<<<<
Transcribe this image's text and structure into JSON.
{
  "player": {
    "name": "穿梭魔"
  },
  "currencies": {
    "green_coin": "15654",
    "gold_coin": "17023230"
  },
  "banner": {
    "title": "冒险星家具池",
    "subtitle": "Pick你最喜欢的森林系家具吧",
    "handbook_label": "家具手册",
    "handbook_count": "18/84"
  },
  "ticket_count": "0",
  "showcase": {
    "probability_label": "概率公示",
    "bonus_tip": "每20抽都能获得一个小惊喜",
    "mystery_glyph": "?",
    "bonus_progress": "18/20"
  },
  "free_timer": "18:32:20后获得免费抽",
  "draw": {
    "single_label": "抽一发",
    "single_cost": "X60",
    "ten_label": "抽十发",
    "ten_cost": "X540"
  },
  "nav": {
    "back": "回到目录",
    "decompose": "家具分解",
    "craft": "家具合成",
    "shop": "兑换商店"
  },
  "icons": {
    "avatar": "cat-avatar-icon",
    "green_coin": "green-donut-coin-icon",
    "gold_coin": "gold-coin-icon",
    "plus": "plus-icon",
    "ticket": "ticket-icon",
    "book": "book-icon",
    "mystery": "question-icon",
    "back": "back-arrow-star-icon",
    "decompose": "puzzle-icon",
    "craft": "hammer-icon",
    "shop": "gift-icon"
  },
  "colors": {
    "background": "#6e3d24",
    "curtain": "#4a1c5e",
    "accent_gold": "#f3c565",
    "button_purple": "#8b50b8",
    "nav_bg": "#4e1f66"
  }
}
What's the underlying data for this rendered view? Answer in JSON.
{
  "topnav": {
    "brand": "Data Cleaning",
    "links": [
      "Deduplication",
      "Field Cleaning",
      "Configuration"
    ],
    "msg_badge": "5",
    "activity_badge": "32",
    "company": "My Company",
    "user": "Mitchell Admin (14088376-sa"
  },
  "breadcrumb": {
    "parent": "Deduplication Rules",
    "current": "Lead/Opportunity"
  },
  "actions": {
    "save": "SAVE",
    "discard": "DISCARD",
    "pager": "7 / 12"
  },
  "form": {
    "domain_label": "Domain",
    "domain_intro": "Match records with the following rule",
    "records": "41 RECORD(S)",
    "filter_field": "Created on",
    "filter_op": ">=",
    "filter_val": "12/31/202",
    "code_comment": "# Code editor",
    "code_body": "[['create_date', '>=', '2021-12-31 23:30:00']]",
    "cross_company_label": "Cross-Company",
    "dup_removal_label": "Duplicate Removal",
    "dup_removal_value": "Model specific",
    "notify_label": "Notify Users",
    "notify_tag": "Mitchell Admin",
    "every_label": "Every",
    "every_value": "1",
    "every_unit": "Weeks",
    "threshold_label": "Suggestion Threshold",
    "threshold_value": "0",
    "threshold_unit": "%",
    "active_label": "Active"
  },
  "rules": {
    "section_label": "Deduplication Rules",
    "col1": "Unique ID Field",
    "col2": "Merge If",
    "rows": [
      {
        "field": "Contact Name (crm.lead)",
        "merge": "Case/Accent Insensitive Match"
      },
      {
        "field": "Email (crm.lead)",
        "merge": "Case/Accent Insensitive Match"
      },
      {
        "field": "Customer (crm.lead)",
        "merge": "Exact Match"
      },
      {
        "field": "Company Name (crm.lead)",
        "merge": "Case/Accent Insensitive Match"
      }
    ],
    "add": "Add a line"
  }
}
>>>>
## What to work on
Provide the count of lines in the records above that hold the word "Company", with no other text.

## Response to this exercise
3